Last but not least, we all know how kids love to use their imagination. Are they playing a superhero today? Are they baking a mud pie or playing doctor because today, that is what they believe they want to be when they grow up? The freedom and ability to daydream and play satisfy their need for self-actualization. Even if it is only a few minutes a day or a couple of times a week, encouraging your child to play outside helps them grow in so many ways.
The National Association for the Education of Young Children (NAEYC) is correct when they say that outdoor play teaches kids science. Kids are naturally curious. When they see something unfamiliar, they will often ask what it is. This is a great way to teach them about your area’s natural flora and fauna! If you want to enhance their learning further, create a home garden together! Involve them in the planting, watering, weeding, and harvesting! You can turn it into a game – “let’s go play farmer!” You can teach them how sunlight and water make the plants grow and get into a different science lesson about any bugs, worms, or snails you find exploring the garden! After your harvest, you can give them a little home economics lesson inside by letting them help prepare a meal using your harvest. Then, you can go back outside for a fun picnic!
One life skill we mentioned above was growing your own food. There are other life skills you can teach your child while playing outside. Setting up a tent together (whether at home in the backyard or a campsite) is a great skill for your kids to learn. It might also help fine motor skills and initiate problem-solving skills. Going on a hike together can be a lot of fun. You can create balance challenges by standing on rocks, you can create a scavenger hunt, or if you want to teach them navigation skills, create a map of your hike together.
It’s true that school-aged kids have recess which is more often than not outdoors. This does give them a little bit of time throughout the week, but you can really maximize the benefits they get by encouraging them to play outdoors at home or on weekends as well. Playing outside doesn’t necessarily have to happen at home either. Home is the most likely outdoor play area outside of school but there are other places as well. If you are visiting friends or family you can send them outdoors to play so grown-ups can talk and catch up. They could go to a neighbor’s house that they have made friends with. You could take a family vacation to the mountains, the beach or the lake. Vacations are a great way to unplug, unwind and get outdoors. After school or on weekends you can walk to a local park. If there is not a park or playground nearby, you can always hop in the car together and find one. Parks and playgrounds are an excellent way to allow kids to run around, make a new friend for an hour, and use their imagination.
Kinser, K. (2019, May). Rocking and Rolling. Fresh air, fun and exploration: why outdoor play is essential for healthy development. Naeyc. Vol. 74, No. 2. https://www.naeyc.org/resources/pubs/yc/may2019/outdoor-play-is-essential
Lund, D. (2018, June 26). Top 5 benefits of children playing outside. Sanford Health. https://news.sanfordhealth.org/childrens/play-outside/

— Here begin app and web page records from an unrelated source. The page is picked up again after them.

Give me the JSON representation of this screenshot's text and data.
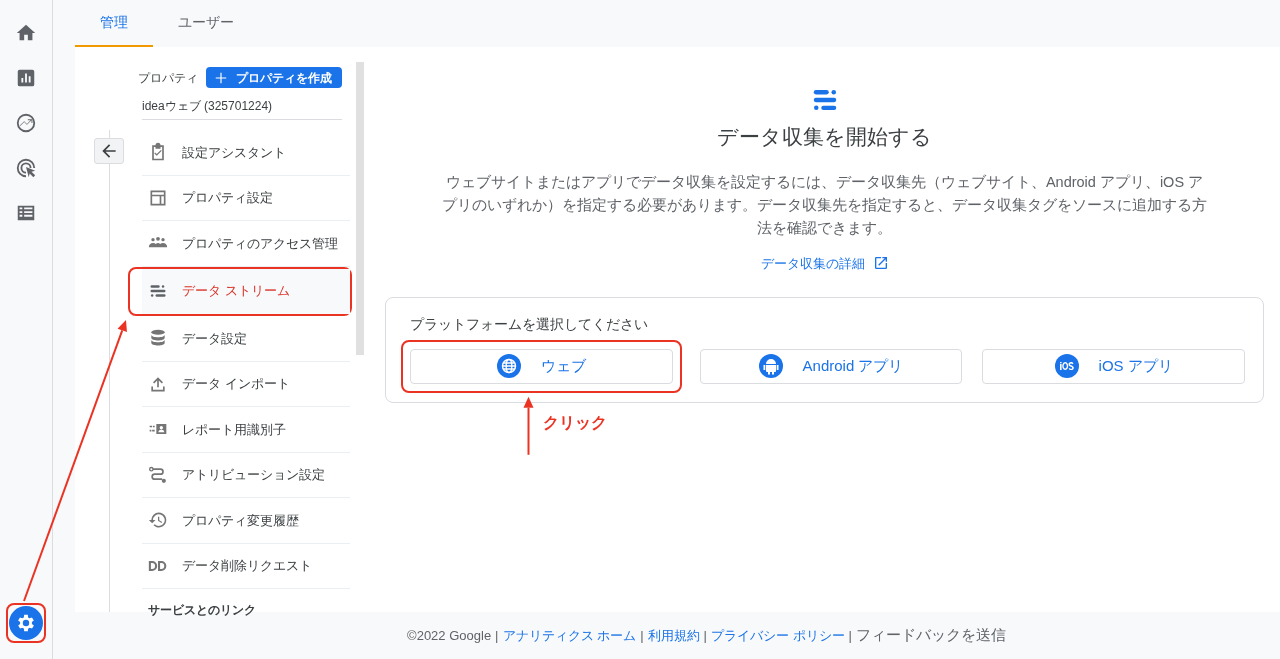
{
  "rail": {
    "settings": {
      "selected": true,
      "highlighted": true
    }
  },
  "tabs": [
    {
      "label": "管理",
      "selected": true
    },
    {
      "label": "ユーザー",
      "selected": false
    }
  ],
  "property": {
    "label": "プロパティ",
    "create_button": "プロパティを作成",
    "name": "ideaウェブ (325701224)"
  },
  "nav": {
    "items": [
      {
        "label": "設定アシスタント",
        "selected": false,
        "highlighted": false
      },
      {
        "label": "プロパティ設定",
        "selected": false,
        "highlighted": false
      },
      {
        "label": "プロパティのアクセス管理",
        "selected": false,
        "highlighted": false
      },
      {
        "label": "データ ストリーム",
        "selected": true,
        "highlighted": true
      },
      {
        "label": "データ設定",
        "selected": false,
        "highlighted": false
      },
      {
        "label": "データ インポート",
        "selected": false,
        "highlighted": false
      },
      {
        "label": "レポート用識別子",
        "selected": false,
        "highlighted": false
      },
      {
        "label": "アトリビューション設定",
        "selected": false,
        "highlighted": false
      },
      {
        "label": "プロパティ変更履歴",
        "selected": false,
        "highlighted": false
      },
      {
        "label": "データ削除リクエスト",
        "selected": false,
        "highlighted": false
      }
    ],
    "section_heading": "サービスとのリンク"
  },
  "main": {
    "title": "データ収集を開始する",
    "description": "ウェブサイトまたはアプリでデータ収集を設定するには、データ収集先（ウェブサイト、Android アプリ、iOS アプリのいずれか）を指定する必要があります。データ収集先を指定すると、データ収集タグをソースに追加する方法を確認できます。",
    "link": "データ収集の詳細",
    "card": {
      "heading": "プラットフォームを選択してください",
      "platforms": [
        {
          "label": "ウェブ",
          "highlighted": true
        },
        {
          "label": "Android アプリ",
          "highlighted": false
        },
        {
          "label": "iOS アプリ",
          "highlighted": false
        }
      ]
    },
    "annotation": "クリック"
  },
  "footer": {
    "copyright": "©2022 Google",
    "separators": [
      "|",
      "|",
      "|",
      "|"
    ],
    "links": [
      "アナリティクス ホーム",
      "利用規約",
      "プライバシー ポリシー"
    ],
    "feedback": "フィードバックを送信"
  }
}
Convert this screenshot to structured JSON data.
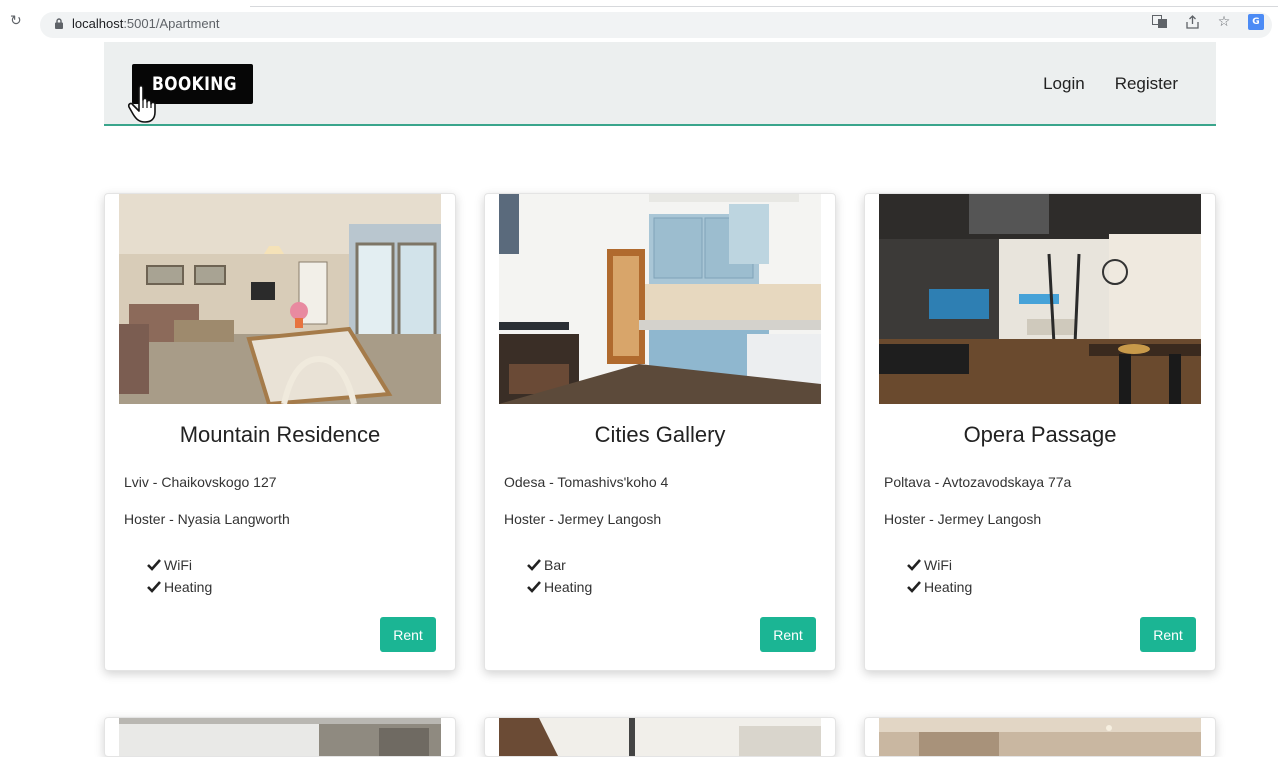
{
  "browser": {
    "url_host": "localhost",
    "url_rest": ":5001/Apartment",
    "icons": [
      "reload-icon",
      "lock-icon",
      "translate-icon",
      "share-icon",
      "star-icon",
      "extension-icon"
    ]
  },
  "navbar": {
    "logo_text": "BOOKING",
    "login_label": "Login",
    "register_label": "Register",
    "accent_color": "#3aa58c"
  },
  "apartments": [
    {
      "name": "Mountain Residence",
      "address": "Lviv - Chaikovskogo 127",
      "hoster": "Hoster - Nyasia Langworth",
      "amenities": [
        "WiFi",
        "Heating"
      ],
      "action_label": "Rent"
    },
    {
      "name": "Cities Gallery",
      "address": "Odesa - Tomashivs'koho 4",
      "hoster": "Hoster - Jermey Langosh",
      "amenities": [
        "Bar",
        "Heating"
      ],
      "action_label": "Rent"
    },
    {
      "name": "Opera Passage",
      "address": "Poltava - Avtozavodskaya 77a",
      "hoster": "Hoster - Jermey Langosh",
      "amenities": [
        "WiFi",
        "Heating"
      ],
      "action_label": "Rent"
    }
  ],
  "colors": {
    "rent_button": "#1bb594",
    "navbar_bg": "#ecefef"
  }
}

McCarthy, C. (2020, Oct 27). 6 Reasons children need to play outside. Harvard Health. https://www.health.harvard.edu/blog/6-reasons-children-need-to-play-outside
McLeod, S. A. (2020, Dec 29). Maslow’s hierarchy of needs. Simply Psychology. www.simplypsychology.org/maslow.html